◆ Entries supplied:
★ ★ ★
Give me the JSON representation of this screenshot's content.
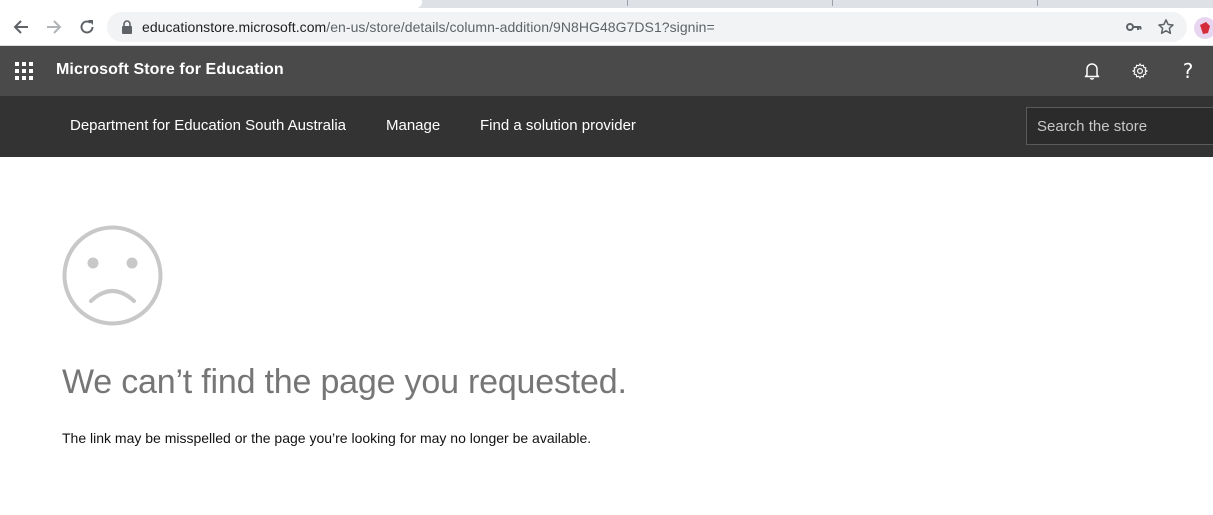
{
  "browser": {
    "url_host": "educationstore.microsoft.com",
    "url_path": "/en-us/store/details/column-addition/9N8HG48G7DS1?signin=",
    "icons": [
      "back-arrow-icon",
      "forward-arrow-icon",
      "reload-icon",
      "lock-icon",
      "key-icon",
      "star-icon",
      "profile-avatar"
    ]
  },
  "header": {
    "title": "Microsoft Store for Education",
    "icons": [
      "app-launcher-icon",
      "bell-icon",
      "gear-icon",
      "help-icon"
    ],
    "help_glyph": "?"
  },
  "nav": {
    "items": [
      {
        "label": "Department for Education South Australia"
      },
      {
        "label": "Manage"
      },
      {
        "label": "Find a solution provider"
      }
    ],
    "search_placeholder": "Search the store"
  },
  "error": {
    "title": "We can’t find the page you requested.",
    "message": "The link may be misspelled or the page you’re looking for may no longer be available.",
    "icon": "sad-face-icon"
  },
  "colors": {
    "header_bg": "#4a4a4a",
    "nav_bg": "#333333",
    "error_title": "#767676",
    "sad_face": "#c8c8c8"
  }
}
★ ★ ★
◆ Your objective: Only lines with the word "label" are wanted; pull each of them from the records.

◆ Written solution:
        "label": "Department for Education South Australia"
        "label": "Manage"
        "label": "Find a solution provider"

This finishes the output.